This time of year, some of my fishing buddies go dormant. They like to fly fish on rivers for trout and steelhead. General stream season has closed for trout, and steelhead fishing is winding down.
I used to be the same way before I moved to Boise 15 years ago, then some guys showed me how much fun lakes and reservoirs can be for a fly angler. It wasn’t a foreign idea. When I was a kid, I used to troll with a fly rod for the simple reason that it worked and I thought it was more fun to catch trout on a fly rod than a spinning rod.
I also learned there were a lot more things to catch in a lake, reservoir or pond than trout. I learned it grudgingly because I always held trout in the highest esteem, but auto-loading bluegill on a light fly rod was simply irresistible. Ditto for crappie. And then I started catching bass and found them a fun and challenging quarry. Pretty soon I had added carp to my list, and occasionally I stumble into other species that would take a fly.
Now spring is my favorite time to fly fish because there is so much cool stuff going on, and those reservoirs that seemed like fly-fishing voids or too vast to cover with a fly rod and float tube are now some of my favorite haunts.
And that’s key to this. You don’t need an expensive boat to fish lakes and reservoirs. A small, inexpensive one-person boat is your ticket. Pick your spots carefully and watch the weather. There’s a lot of good fishing along the shoreline, especially in the spring when the shore tends to have the warmest water and the most fish.
I’ve floated large reservoirs like Magic, C.J. Strike, Brownlee, Lake Lowell, Lake Billy Shaw and many more.

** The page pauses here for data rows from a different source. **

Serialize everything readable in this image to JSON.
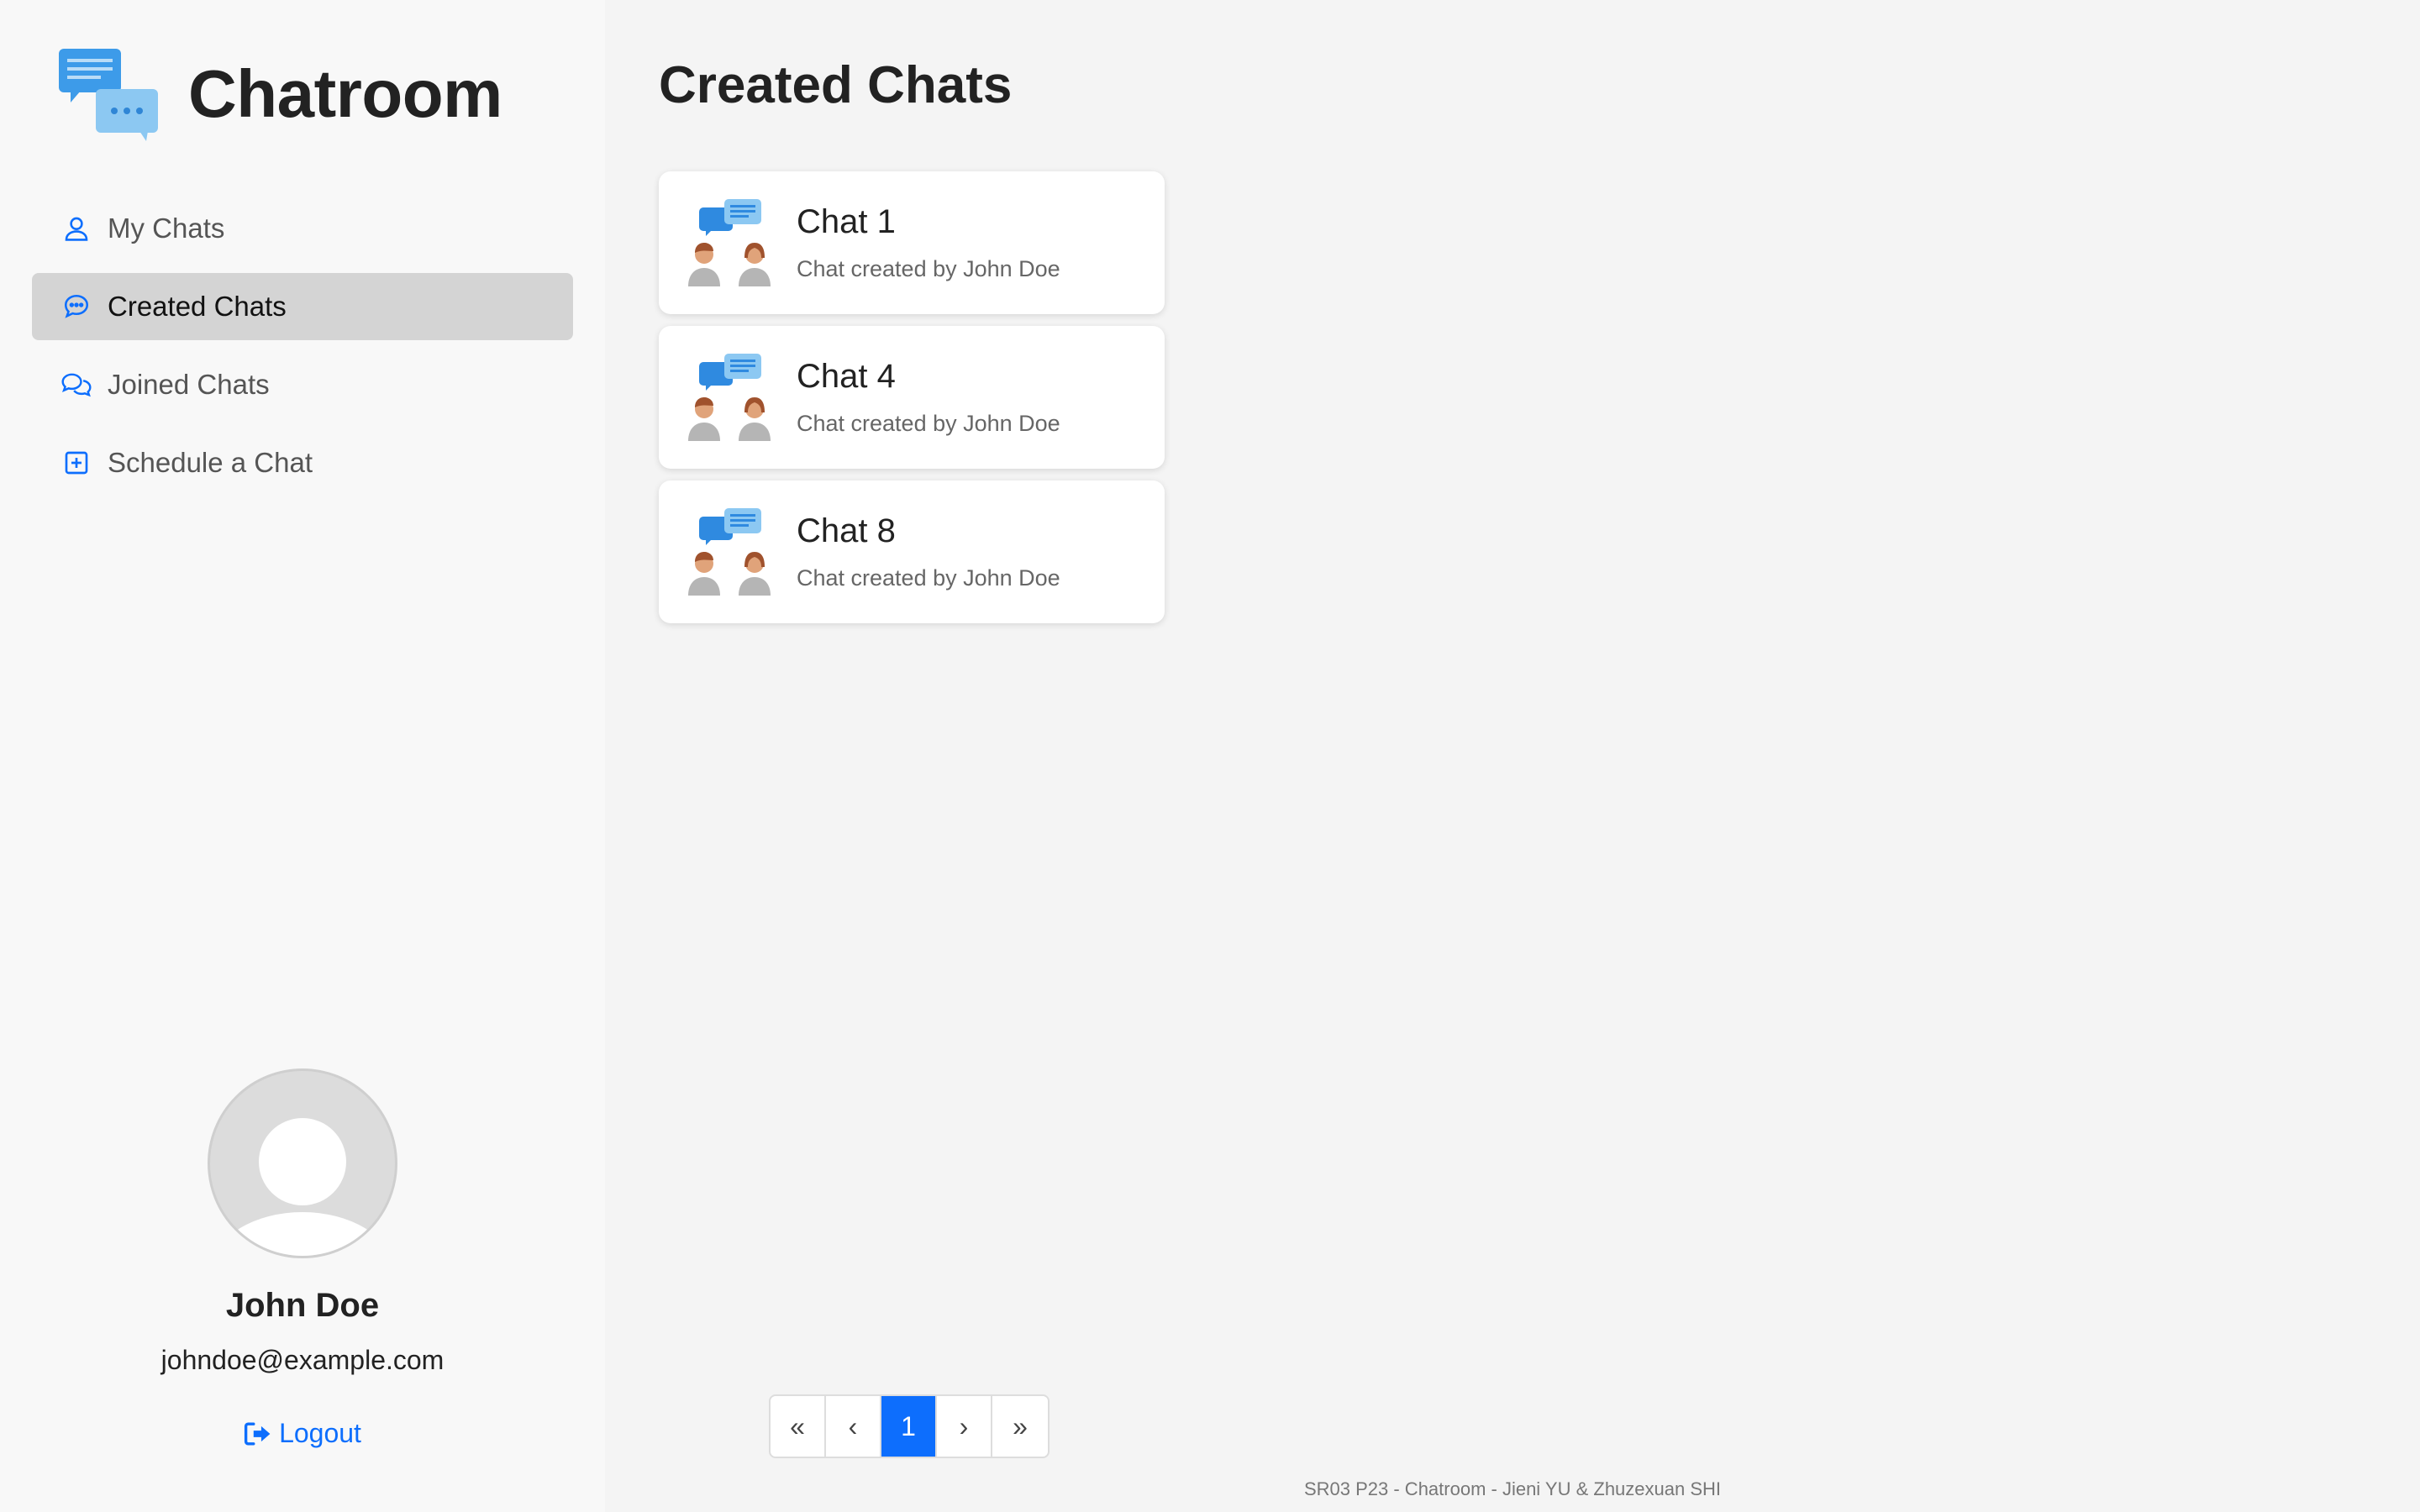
{
  "brand": {
    "title": "Chatroom"
  },
  "nav": {
    "items": [
      {
        "label": "My Chats",
        "icon": "user-icon",
        "active": false
      },
      {
        "label": "Created Chats",
        "icon": "chat-bubble-icon",
        "active": true
      },
      {
        "label": "Joined Chats",
        "icon": "chats-icon",
        "active": false
      },
      {
        "label": "Schedule a Chat",
        "icon": "plus-square-icon",
        "active": false
      }
    ]
  },
  "user": {
    "name": "John Doe",
    "email": "johndoe@example.com",
    "logout_label": "Logout"
  },
  "main": {
    "title": "Created Chats",
    "chats": [
      {
        "title": "Chat 1",
        "subtitle": "Chat created by John Doe"
      },
      {
        "title": "Chat 4",
        "subtitle": "Chat created by John Doe"
      },
      {
        "title": "Chat 8",
        "subtitle": "Chat created by John Doe"
      }
    ]
  },
  "pagination": {
    "first": "«",
    "prev": "‹",
    "current": "1",
    "next": "›",
    "last": "»"
  },
  "footer": {
    "text": "SR03 P23 - Chatroom - Jieni YU & Zhuzexuan SHI"
  },
  "colors": {
    "accent": "#0d6efd",
    "active_nav_bg": "#d4d4d4",
    "logo_blue": "#3d9be9"
  }
}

I’ve landed a lot of fish by simply casting a wooly bugger toward shore, letting it sink, and then stripping it back.
I’ve also turned these trips into spring camp-outs. Fishing during the day, grilling steaks at night, then rolling out of bed the next morning and walking to shore and start fishing again is a pretty solid weekend in my book.